Festival Republic stage (formerly known as the Carling stage) – Acts with less popular appeal and breakthrough acts.
1Xtra Stage – New stage for 2013 that stages Hip-Hop, RnB and Rap artists.
Alternative tent – Comedy and cabaret acts plus DJs in the evening.
BBC Introducing Stage – Typically unsigned/not well known acts. (Formerly known as the Topman Unsigned Stage at the Leeds site). Sometimes the BBC host a larger act that will be broadcasting live on the radio. 

The Leeds Festival Camp-sites

The campsite will open on Thursday morning at 3am, and early bird permit holders have access from 2pm Wednesday.

If you want to plan where to camp with friends before you arrive, these are the names of the campsites.



Where should I camp at Leeds Festival?

YELLOW BUBBLE and BLUE VALLEY CAMPSITESThey’re the closest camp-sites to the arena and market area so understandably they fill up pretty quickly, generally with people with early passes. Pre-2007 these camp-sites were all the Yellow camp-sites. White, yellow and blue are known for there party atmosphere, and traditionally its residents enjoy staying up late. By far the most sociable camp-sites.
Avoid these camp-sites if you want a decent nights sleep.

Walk to Arena – 2-3 minutes (Yellow/White) 5 minutes (Blue)

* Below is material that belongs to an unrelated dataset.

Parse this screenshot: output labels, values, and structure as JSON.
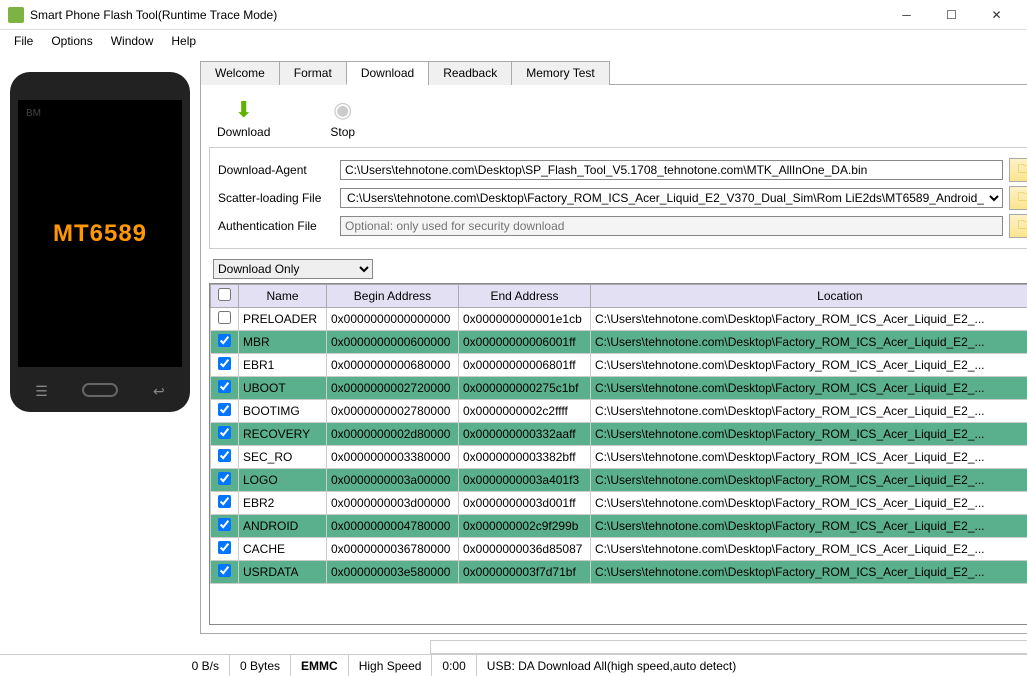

RED CAMPSITE Red is your in-betweener campsite: being close to the arena and still lively, still very sociable, but you maybe able to get a few hours sleep while being close to the arena and market areas. Parts of the Red campsite can be quite hilly and can be difficult to navigate to your tent after a few shandy’s. This site can get quite crowded at times, but not as cramped as Yellow and Blue. Prime spots fill up by mi